You may know that California has one of the highest rates of dog bites and animal attacks in the country, with thousands of dollars in insurance payouts every year for dog bite injuries. Given that California is a strict liability state when it comes to dog bites, it is extremely important for anyone who is considering bringing a new dog into the family to know about a new adoption law that is designed to protect potential adopters. While the new law is aimed at providing families with more information about whether a dog may have a history that could make a dog bite more likely in the future, the impetus remains on adopters to ask questions about the dog’s viciousness. A recent article in CityWatch discusses the new law and what it could mean for dog owners in dog bite cases.
California Governor Signs New Law Concerning Potential Dog Adopters

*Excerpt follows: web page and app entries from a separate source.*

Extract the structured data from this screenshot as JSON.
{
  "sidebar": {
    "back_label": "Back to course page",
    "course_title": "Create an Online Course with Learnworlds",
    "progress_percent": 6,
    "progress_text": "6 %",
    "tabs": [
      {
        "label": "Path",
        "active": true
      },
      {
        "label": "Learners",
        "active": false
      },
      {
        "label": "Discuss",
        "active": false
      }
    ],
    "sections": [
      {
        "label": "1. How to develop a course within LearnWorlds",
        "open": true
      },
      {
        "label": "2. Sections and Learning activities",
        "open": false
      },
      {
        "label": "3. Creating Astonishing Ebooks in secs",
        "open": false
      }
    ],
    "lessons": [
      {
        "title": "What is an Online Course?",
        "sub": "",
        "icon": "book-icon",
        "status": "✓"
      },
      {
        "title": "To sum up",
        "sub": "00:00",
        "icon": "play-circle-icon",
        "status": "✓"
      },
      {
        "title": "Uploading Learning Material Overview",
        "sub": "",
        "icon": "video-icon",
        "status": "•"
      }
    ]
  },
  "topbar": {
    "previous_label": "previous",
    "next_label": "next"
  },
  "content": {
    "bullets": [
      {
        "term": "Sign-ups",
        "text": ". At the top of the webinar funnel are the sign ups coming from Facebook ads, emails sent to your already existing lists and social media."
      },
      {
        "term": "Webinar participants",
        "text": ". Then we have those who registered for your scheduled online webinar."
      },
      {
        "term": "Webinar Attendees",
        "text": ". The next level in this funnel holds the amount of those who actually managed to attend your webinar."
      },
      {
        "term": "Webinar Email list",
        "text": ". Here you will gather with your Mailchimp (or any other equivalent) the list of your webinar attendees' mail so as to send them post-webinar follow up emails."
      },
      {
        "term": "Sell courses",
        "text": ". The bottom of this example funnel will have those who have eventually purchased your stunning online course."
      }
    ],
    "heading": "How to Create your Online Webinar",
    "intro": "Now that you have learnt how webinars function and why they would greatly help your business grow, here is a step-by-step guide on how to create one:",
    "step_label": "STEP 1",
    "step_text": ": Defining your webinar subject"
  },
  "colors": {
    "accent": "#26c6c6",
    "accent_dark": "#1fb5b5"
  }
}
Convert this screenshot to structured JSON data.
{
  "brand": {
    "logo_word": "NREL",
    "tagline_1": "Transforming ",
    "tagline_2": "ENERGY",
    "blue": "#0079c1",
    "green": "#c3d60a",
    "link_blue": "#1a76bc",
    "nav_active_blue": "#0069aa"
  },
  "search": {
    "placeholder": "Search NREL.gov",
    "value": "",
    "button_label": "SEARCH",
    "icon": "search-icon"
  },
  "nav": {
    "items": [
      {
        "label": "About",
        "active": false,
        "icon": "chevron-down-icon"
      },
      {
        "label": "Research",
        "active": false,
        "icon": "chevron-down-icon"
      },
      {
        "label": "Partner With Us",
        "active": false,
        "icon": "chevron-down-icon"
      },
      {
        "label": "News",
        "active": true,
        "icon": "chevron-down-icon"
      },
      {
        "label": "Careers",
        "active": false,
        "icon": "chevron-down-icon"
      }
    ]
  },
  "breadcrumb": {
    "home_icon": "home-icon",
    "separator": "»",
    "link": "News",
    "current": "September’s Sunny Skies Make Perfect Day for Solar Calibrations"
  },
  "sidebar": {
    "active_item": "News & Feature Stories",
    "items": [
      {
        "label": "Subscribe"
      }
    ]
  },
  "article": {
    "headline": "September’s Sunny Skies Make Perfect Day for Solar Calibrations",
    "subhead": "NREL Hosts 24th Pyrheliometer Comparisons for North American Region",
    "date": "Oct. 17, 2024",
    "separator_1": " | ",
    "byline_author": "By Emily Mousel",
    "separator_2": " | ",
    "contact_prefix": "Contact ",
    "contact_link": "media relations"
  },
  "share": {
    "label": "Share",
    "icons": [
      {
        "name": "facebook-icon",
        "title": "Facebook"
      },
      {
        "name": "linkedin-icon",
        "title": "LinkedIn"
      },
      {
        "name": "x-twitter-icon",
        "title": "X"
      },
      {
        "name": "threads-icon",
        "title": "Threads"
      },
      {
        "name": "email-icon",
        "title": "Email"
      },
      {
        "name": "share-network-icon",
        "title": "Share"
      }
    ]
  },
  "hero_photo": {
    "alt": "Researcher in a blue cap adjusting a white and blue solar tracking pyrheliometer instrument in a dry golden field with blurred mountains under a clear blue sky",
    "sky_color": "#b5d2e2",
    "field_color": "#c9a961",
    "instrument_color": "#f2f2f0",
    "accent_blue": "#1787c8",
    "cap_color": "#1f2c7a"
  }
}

On October 2, 2019, Governor Gavin Newsom sign AB 588 into law. The new law, according to the article, “is important to anyone who adopts, or considers adopting, a dog from any animal shelter, human society, or “rescue” group in California and to anyone living in a community where an adopted dog is kept.” In short, the new law requires all animal shelters in the state to inform adopters about whether any dog that is four months old or older has bitten a person and broken the skin. Under the new law, the animal shelter is required to inform a person about this type of animal history prior to selling a dog, giving away a dog, or otherwise releasing a dog. The history of bite(s) must be disclosed in writing, along with information concerning the incident in which the dog bite occurred.